Exercise data:

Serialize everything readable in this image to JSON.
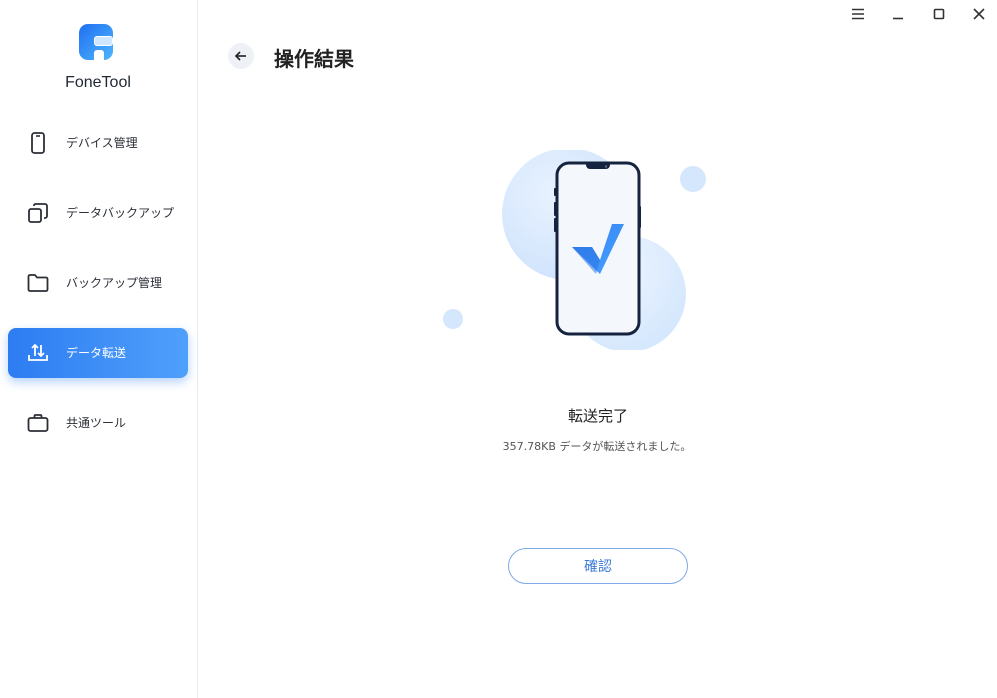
{
  "app": {
    "name": "FoneTool",
    "brand_color": "#2d7cf2"
  },
  "window_controls": [
    {
      "name": "menu-icon"
    },
    {
      "name": "minimize-icon"
    },
    {
      "name": "maximize-icon"
    },
    {
      "name": "close-icon"
    }
  ],
  "sidebar": {
    "items": [
      {
        "label": "デバイス管理",
        "icon": "phone-icon",
        "active": false
      },
      {
        "label": "データバックアップ",
        "icon": "copy-icon",
        "active": false
      },
      {
        "label": "バックアップ管理",
        "icon": "folder-icon",
        "active": false
      },
      {
        "label": "データ転送",
        "icon": "transfer-icon",
        "active": true
      },
      {
        "label": "共通ツール",
        "icon": "toolbox-icon",
        "active": false
      }
    ]
  },
  "header": {
    "title": "操作結果",
    "back_icon": "arrow-left-icon"
  },
  "result": {
    "title": "転送完了",
    "description": "357.78KB データが転送されました。",
    "confirm_label": "確認",
    "illustration_icon": "phone-checkmark-icon"
  }
}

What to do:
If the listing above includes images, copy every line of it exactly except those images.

Exercise response:
Serialize everything readable in this image to JSON.
{
  "app": {
    "name": "FoneTool",
    "brand_color": "#2d7cf2"
  },
  "window_controls": [
    {
      "name": "menu-icon"
    },
    {
      "name": "minimize-icon"
    },
    {
      "name": "maximize-icon"
    },
    {
      "name": "close-icon"
    }
  ],
  "sidebar": {
    "items": [
      {
        "label": "デバイス管理",
        "icon": "phone-icon",
        "active": false
      },
      {
        "label": "データバックアップ",
        "icon": "copy-icon",
        "active": false
      },
      {
        "label": "バックアップ管理",
        "icon": "folder-icon",
        "active": false
      },
      {
        "label": "データ転送",
        "icon": "transfer-icon",
        "active": true
      },
      {
        "label": "共通ツール",
        "icon": "toolbox-icon",
        "active": false
      }
    ]
  },
  "header": {
    "title": "操作結果",
    "back_icon": "arrow-left-icon"
  },
  "result": {
    "title": "転送完了",
    "description": "357.78KB データが転送されました。",
    "confirm_label": "確認",
    "illustration_icon": "phone-checkmark-icon"
  }
}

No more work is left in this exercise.